There’s nothing more frightening than witnessing a child’s asthma attack, listening to her wheeze and cough and fight for every breath—and sharing her panic.
Fortunately, pharmaceutical advances have resulted in a whole new class of drugs that prevents or relieves asthma attack flare-ups.
But, do you want your child on drugs, with their potential short- and long-term side effects? Besides, asthma attack drugs treat the symptoms without treating the underlying condition.
Are there alternatives that can lessen an asthmatic child’s drug dependency?
Yes, say authors Steven J. Bock, Kenneth Bock, and Nancy P. Bruning.
“It is our belief that asthma attack rates continue to soar because of our increasingly toxic environment,” they write. “Our children are assaulted from every direction with indoor and outdoor air pollution, poor food, and stress.”
The cumulative toxicity makes children more susceptible to an asthma attack.
n asthma attack is one of the most common illnesses of childhood; in the United States, nearly 9 percent of children have the condition (Federal Interagency Forum on Child and Family Statistics, 2006).
The asthma attack is a chronic disorder of the airways that results from a complex interaction among genetic factors (e.g. predisposition to allergy), environmental factors (e.g. exposure to irritants, such as household cleaners, or respiratory infections), and psychological stress (Howard, Meyers, & Bleecker, 2003; Wright, Rodriguez, & Cohen, 1998).
Among children with chronic illnesses, those who suffer an asthma attack are the most common cause for school absence and hospitalization (Akinbami, 2006).
During an asthma attack, the airways become temporarily narrowed or blocked due to a spasm of the smooth muscle around the airways, inflammation, and increased mucous production.
As a parent who witnesses an asthmatic attack in a child, you suffer and wish you had a way to make it stop.
You take your child to the doctor, follow a treatment plan to the letter, and administer the prescribed drugs, yet the coughing and wheezing persist.
And then there are those frightening emergency room visits.
The daily anxiety of your child having another asthma attack has taken both an emotional and a physical toll on your child and has left you helpless to give him or her long-lasting relief.
It doesn’t have to be this way, according to Dr. Gary Rachelefsky, a leading asthma specialist who has treated thousands of children over the past thirty years.
Asthma doesn’t have to slow your child down-and with the right information and treatment options, you can help your child manage this illness.
You can start with looking at your indoor environment.
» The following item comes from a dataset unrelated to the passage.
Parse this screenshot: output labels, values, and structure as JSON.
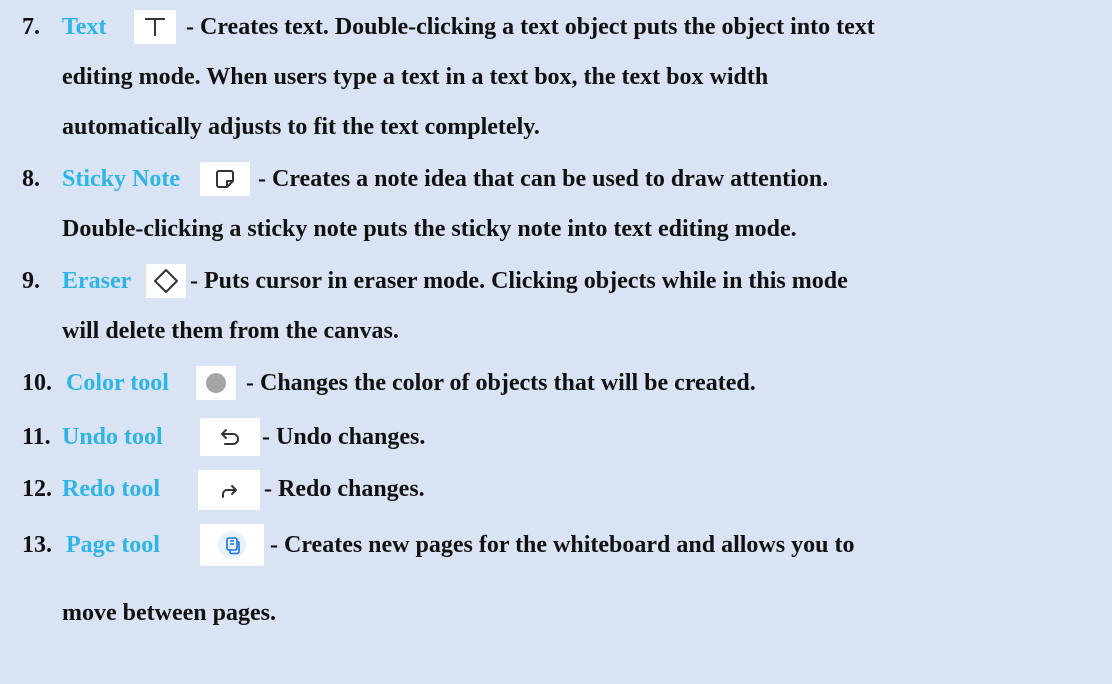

Is it healthy for a child with asthma? Have you done all you can do to make the air safe for your child to breathe and avoid an asthma attack?
Have you read the labels on your household cleaners and removed those with toxic chemicals?
Recent studies on many of the ingredients commonly used in household products have concluded that these chemicals can be unsafe for asthmatics and could have long-term health consequences.
Could it be that some of these chemicals might actually be contributing to the significant rise in serious health conditions such as asthma that have occurred in recent years?
Your children are at a greater risk for chemical exposures inside the home now, more than at anytime in history.
Let’s start with the risks that chemicals in household cleaners present to children.
It’s no secret that children are highly vulnerable to chemical toxins.
Children spend a good deal of time putting things in their mouths so there is always the potential for ingestion of chemical residues.
Pound for pound, children drink more water, eat more food and breathe more air than adults.
The implication here is that children will have substantially heavier exposures than adults to toxins in water, food, or air.
And yet, so many of the popular and most trusted brands of household cleaners continue to include harsh chemicals in their formulations.
In an adult, a blood-brain barrier insulates the brain from many of the potentially harmful chemicals circulating through the body.
But in a child, that barrier isn’t fully developed so early exposures may be especially risky.
Children also have more time to develop chronic diseases triggered by early chemical exposures.
Some diseases related to environmental toxins may require decades to develop. So exposure during childhood may increase the health risks later in life, including those of an asthma attack.
Some scientists also believe that maternal exposure to toxic household chemicals during pregnancy can have developmental consequences for the fetus.
Since growth is so rapid at this time, early toxic exposures may have a significant impact on further development.
ospitals and doctors agree that more studies need to be conducted on household cleaners and the chemicals used in them that may provoke an asthma attack in children.
Until more studies are done, researchers recommend parents read the labels of their household cleaners and replace the toxic ones with non-toxic, eco-friendly, natural enzyme cleaners.